- **Exercise objective**
What is needed is an exact copy of every entry, without the pictures.

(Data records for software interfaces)

==============================

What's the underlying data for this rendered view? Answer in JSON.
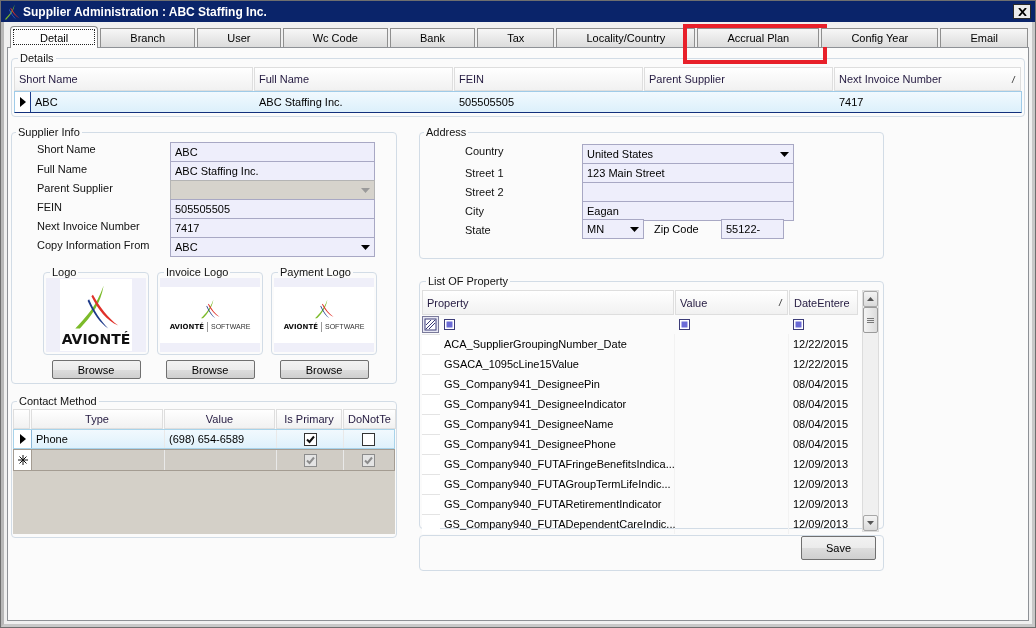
{
  "window": {
    "title": "Supplier Administration : ABC Staffing Inc."
  },
  "tabs": [
    {
      "label": "Detail",
      "selected": true,
      "highlighted": false
    },
    {
      "label": "Branch",
      "selected": false,
      "highlighted": false
    },
    {
      "label": "User",
      "selected": false,
      "highlighted": false
    },
    {
      "label": "Wc Code",
      "selected": false,
      "highlighted": false
    },
    {
      "label": "Bank",
      "selected": false,
      "highlighted": false
    },
    {
      "label": "Tax",
      "selected": false,
      "highlighted": false
    },
    {
      "label": "Locality/Country",
      "selected": false,
      "highlighted": false
    },
    {
      "label": "Accrual Plan",
      "selected": false,
      "highlighted": true
    },
    {
      "label": "Config Year",
      "selected": false,
      "highlighted": false
    },
    {
      "label": "Email",
      "selected": false,
      "highlighted": false
    }
  ],
  "details": {
    "title": "Details",
    "columns": [
      {
        "label": "Short Name",
        "sorted": false
      },
      {
        "label": "Full Name",
        "sorted": false
      },
      {
        "label": "FEIN",
        "sorted": false
      },
      {
        "label": "Parent Supplier",
        "sorted": false
      },
      {
        "label": "Next Invoice Number",
        "sorted": true
      }
    ],
    "rows": [
      {
        "short_name": "ABC",
        "full_name": "ABC Staffing Inc.",
        "fein": "505505505",
        "next_invoice_number": "7417",
        "selected": true
      }
    ]
  },
  "supplier_info": {
    "title": "Supplier Info",
    "fields": [
      {
        "label": "Short Name",
        "value": "ABC",
        "kind": "text",
        "disabled": false
      },
      {
        "label": "Full Name",
        "value": "ABC Staffing Inc.",
        "kind": "text",
        "disabled": false
      },
      {
        "label": "Parent Supplier",
        "kind": "dropdown",
        "disabled": true
      },
      {
        "label": "FEIN",
        "value": "505505505",
        "kind": "text",
        "disabled": false
      },
      {
        "label": "Next Invoice Number",
        "value": "7417",
        "kind": "text",
        "disabled": false
      },
      {
        "label": "Copy Information From",
        "value": "ABC",
        "kind": "dropdown",
        "disabled": false
      }
    ],
    "logos": [
      {
        "title": "Logo",
        "kind": "stacked",
        "wordmark": "AVIONTÉ",
        "button": "Browse"
      },
      {
        "title": "Invoice Logo",
        "kind": "wide",
        "wordmark": "AVIONTÉ",
        "tagline": "SOFTWARE",
        "button": "Browse"
      },
      {
        "title": "Payment Logo",
        "kind": "wide",
        "wordmark": "AVIONTÉ",
        "tagline": "SOFTWARE",
        "button": "Browse"
      }
    ]
  },
  "contact_method": {
    "title": "Contact Method",
    "columns": [
      "Type",
      "Value",
      "Is Primary",
      "DoNotTe"
    ],
    "rows": [
      {
        "kind": "data",
        "type": "Phone",
        "value": "(698) 654-6589",
        "is_primary": true,
        "do_not_te": false,
        "selected": true
      },
      {
        "kind": "new",
        "is_primary": true,
        "do_not_te": true,
        "selected": false
      }
    ]
  },
  "address": {
    "title": "Address",
    "fields": [
      {
        "label": "Country",
        "value": "United States",
        "kind": "dropdown"
      },
      {
        "label": "Street 1",
        "value": "123 Main Street",
        "kind": "text"
      },
      {
        "label": "Street 2",
        "kind": "text"
      },
      {
        "label": "City",
        "value": "Eagan",
        "kind": "text"
      }
    ],
    "state": {
      "label": "State",
      "value": "MN"
    },
    "zip_code": {
      "label": "Zip Code",
      "value": "55122-"
    }
  },
  "property_list": {
    "title": "List OF Property",
    "columns": [
      {
        "label": "Property",
        "sorted": false
      },
      {
        "label": "Value",
        "sorted": true
      },
      {
        "label": "DateEntere",
        "sorted": false
      }
    ],
    "rows": [
      {
        "property": "ACA_SupplierGroupingNumber_Date",
        "date_entere": "12/22/2015"
      },
      {
        "property": "GSACA_1095cLine15Value",
        "date_entere": "12/22/2015"
      },
      {
        "property": "GS_Company941_DesigneePin",
        "date_entere": "08/04/2015"
      },
      {
        "property": "GS_Company941_DesigneeIndicator",
        "date_entere": "08/04/2015"
      },
      {
        "property": "GS_Company941_DesigneeName",
        "date_entere": "08/04/2015"
      },
      {
        "property": "GS_Company941_DesigneePhone",
        "date_entere": "08/04/2015"
      },
      {
        "property": "GS_Company940_FUTAFringeBenefitsIndica...",
        "date_entere": "12/09/2013"
      },
      {
        "property": "GS_Company940_FUTAGroupTermLifeIndic...",
        "date_entere": "12/09/2013"
      },
      {
        "property": "GS_Company940_FUTARetirementIndicator",
        "date_entere": "12/09/2013"
      },
      {
        "property": "GS_Company940_FUTADependentCareIndic...",
        "date_entere": "12/09/2013"
      }
    ]
  },
  "footer": {
    "button": "Save"
  }
}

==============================

- **Finished task**
What's the underlying data for this rendered view? Answer in JSON.
{
  "window": {
    "title": "Supplier Administration : ABC Staffing Inc."
  },
  "tabs": [
    {
      "label": "Detail",
      "selected": true,
      "highlighted": false
    },
    {
      "label": "Branch",
      "selected": false,
      "highlighted": false
    },
    {
      "label": "User",
      "selected": false,
      "highlighted": false
    },
    {
      "label": "Wc Code",
      "selected": false,
      "highlighted": false
    },
    {
      "label": "Bank",
      "selected": false,
      "highlighted": false
    },
    {
      "label": "Tax",
      "selected": false,
      "highlighted": false
    },
    {
      "label": "Locality/Country",
      "selected": false,
      "highlighted": false
    },
    {
      "label": "Accrual Plan",
      "selected": false,
      "highlighted": true
    },
    {
      "label": "Config Year",
      "selected": false,
      "highlighted": false
    },
    {
      "label": "Email",
      "selected": false,
      "highlighted": false
    }
  ],
  "details": {
    "title": "Details",
    "columns": [
      {
        "label": "Short Name",
        "sorted": false
      },
      {
        "label": "Full Name",
        "sorted": false
      },
      {
        "label": "FEIN",
        "sorted": false
      },
      {
        "label": "Parent Supplier",
        "sorted": false
      },
      {
        "label": "Next Invoice Number",
        "sorted": true
      }
    ],
    "rows": [
      {
        "short_name": "ABC",
        "full_name": "ABC Staffing Inc.",
        "fein": "505505505",
        "next_invoice_number": "7417",
        "selected": true
      }
    ]
  },
  "supplier_info": {
    "title": "Supplier Info",
    "fields": [
      {
        "label": "Short Name",
        "value": "ABC",
        "kind": "text",
        "disabled": false
      },
      {
        "label": "Full Name",
        "value": "ABC Staffing Inc.",
        "kind": "text",
        "disabled": false
      },
      {
        "label": "Parent Supplier",
        "kind": "dropdown",
        "disabled": true
      },
      {
        "label": "FEIN",
        "value": "505505505",
        "kind": "text",
        "disabled": false
      },
      {
        "label": "Next Invoice Number",
        "value": "7417",
        "kind": "text",
        "disabled": false
      },
      {
        "label": "Copy Information From",
        "value": "ABC",
        "kind": "dropdown",
        "disabled": false
      }
    ],
    "logos": [
      {
        "title": "Logo",
        "kind": "stacked",
        "wordmark": "AVIONTÉ",
        "button": "Browse"
      },
      {
        "title": "Invoice Logo",
        "kind": "wide",
        "wordmark": "AVIONTÉ",
        "tagline": "SOFTWARE",
        "button": "Browse"
      },
      {
        "title": "Payment Logo",
        "kind": "wide",
        "wordmark": "AVIONTÉ",
        "tagline": "SOFTWARE",
        "button": "Browse"
      }
    ]
  },
  "contact_method": {
    "title": "Contact Method",
    "columns": [
      "Type",
      "Value",
      "Is Primary",
      "DoNotTe"
    ],
    "rows": [
      {
        "kind": "data",
        "type": "Phone",
        "value": "(698) 654-6589",
        "is_primary": true,
        "do_not_te": false,
        "selected": true
      },
      {
        "kind": "new",
        "is_primary": true,
        "do_not_te": true,
        "selected": false
      }
    ]
  },
  "address": {
    "title": "Address",
    "fields": [
      {
        "label": "Country",
        "value": "United States",
        "kind": "dropdown"
      },
      {
        "label": "Street 1",
        "value": "123 Main Street",
        "kind": "text"
      },
      {
        "label": "Street 2",
        "kind": "text"
      },
      {
        "label": "City",
        "value": "Eagan",
        "kind": "text"
      }
    ],
    "state": {
      "label": "State",
      "value": "MN"
    },
    "zip_code": {
      "label": "Zip Code",
      "value": "55122-"
    }
  },
  "property_list": {
    "title": "List OF Property",
    "columns": [
      {
        "label": "Property",
        "sorted": false
      },
      {
        "label": "Value",
        "sorted": true
      },
      {
        "label": "DateEntere",
        "sorted": false
      }
    ],
    "rows": [
      {
        "property": "ACA_SupplierGroupingNumber_Date",
        "date_entere": "12/22/2015"
      },
      {
        "property": "GSACA_1095cLine15Value",
        "date_entere": "12/22/2015"
      },
      {
        "property": "GS_Company941_DesigneePin",
        "date_entere": "08/04/2015"
      },
      {
        "property": "GS_Company941_DesigneeIndicator",
        "date_entere": "08/04/2015"
      },
      {
        "property": "GS_Company941_DesigneeName",
        "date_entere": "08/04/2015"
      },
      {
        "property": "GS_Company941_DesigneePhone",
        "date_entere": "08/04/2015"
      },
      {
        "property": "GS_Company940_FUTAFringeBenefitsIndica...",
        "date_entere": "12/09/2013"
      },
      {
        "property": "GS_Company940_FUTAGroupTermLifeIndic...",
        "date_entere": "12/09/2013"
      },
      {
        "property": "GS_Company940_FUTARetirementIndicator",
        "date_entere": "12/09/2013"
      },
      {
        "property": "GS_Company940_FUTADependentCareIndic...",
        "date_entere": "12/09/2013"
      }
    ]
  },
  "footer": {
    "button": "Save"
  }
}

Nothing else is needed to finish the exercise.